NIEUWEGEIN – Tishelle Daniel, born and raised on Sint Maarten, is a resident in ophthalmology when the corona crisis begins in the Netherlands. She thinks about helping out on the Intensive Care department for three days. On her second day on the job she had to transfer a ‘very young’ deceased patient onto a gurney, en route to the morgue.
“It’s very intense. As an ophthalmologist you treat your patients and they get to go home. On the IC-department where I work, in the Sint Antonius Ziekenhuis in Nieuwegein, people pass away or there in a coma for weeks on end. I haven’t heard a lot of positive stories”, says Daniel.
She sighs. “I find it difficult to have patients who I can’t speak to. We video call a lot with the family members of patients but what am I supposed to tell them. I don’t know anything about their family member.”
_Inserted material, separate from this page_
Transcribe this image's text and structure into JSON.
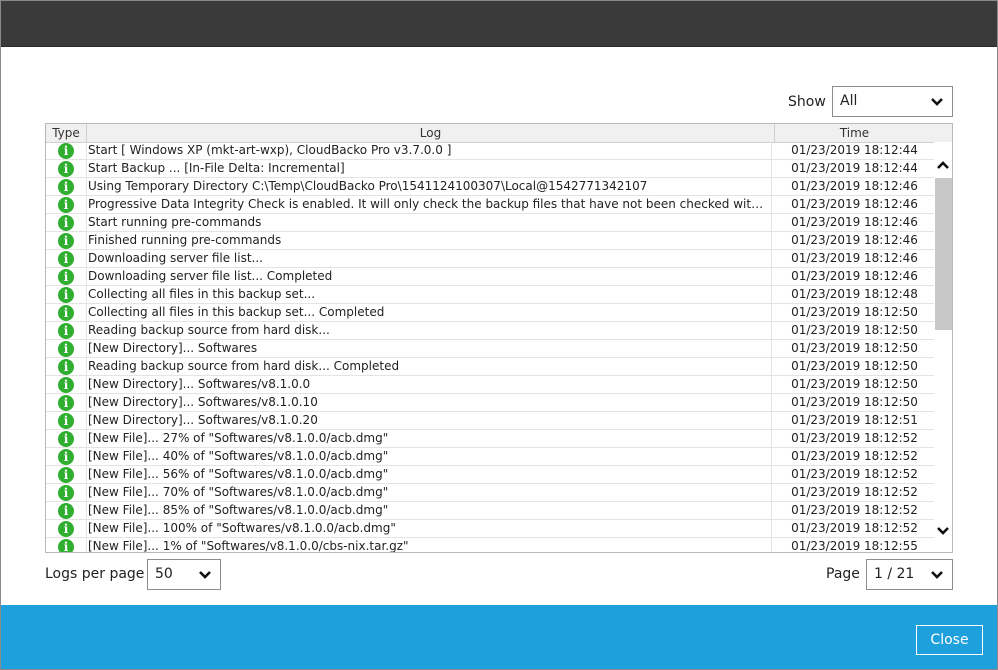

Daniel has been working for two and a half weeks on the IC department. As a resident she is deployed as a ‘buddy’ to one of the IC-nurses. While the work has a profound impact on her, she wouldn’t dream of stopping. “This is who I am. I have to do this.”
Daniel has asthma, but she doesn’t believe there’s an extra risk at work. “We have enough protective equipment. I feel safer at work than I do going to the Jumbo (supermarket, ed.).”
Concerns about Sint Maarten
What she worries about a lot is her family on Sint Maarten. The island has the most COVID-19 related deaths of all the islands up till now. Nine deaths, 68 individuals who have tested positive and hundreds showing symptoms. The island is in complete lockdown and even the supermarkets were closed for a bit.
“When I see how full the IC-departments are here, and I know how limited the capacity is on Sint Maarten, I worry a lot. When people exhibit these symptoms they deteriorate quickly. The Sint Maarten Medical Center can’t handle that.”
“I know how limited the capacity is at the hospital on Sint Maarten, I worry a lot”
– Tishelle Daniel
Daniel is the secretary at the Vereniging Medici van de Antillen (AMA). The association has called upon Caribbean healthcare professionals who wish to help on the islands. They received about 80 applications. Daniel herself would like to go to Sint Maarten. “There’s a need for IC-nurses and IC-physicians. But if they indicate that they can use more people, I’ll go immediately.”
Three times the help
The physician believes that the Dutch government isn’t doing enough for the Winward islands. “First they wanted to send three IC-beds to Sint Maarten. But Sint Maarten is also responsible for the medical care of patients on Saba and Statia. So we need three times the help.”
Despite the workload and the concerns for family and friends overseas, Daniel remains positive. “My family is healthy, I’m healthy, and I have a job. On the days that I’m off, I don’t force myself to be productive. I’m allowed to do nothing and relax.”
About Tishelle Daniel
Tishelle was born and raised on Sint Maarten and left the island when she was eighteen years old to study medicine at the Vrije Universiteit Amsterdam. She got her master’s degree in 2017 and is currently a resident in ophthalmology at all of the St. Antonius Ziekenhuis locations.
Daniel has been the secretary of the Vereniging Medici van de Antillen since the beginning of the year. Her biggest priority within the association is to increase the number of residency spots for young physicians on the islands.
|This week Caribbean Network will put Caribbean healthcare heroes who are working during the corona crisis in the limelight.|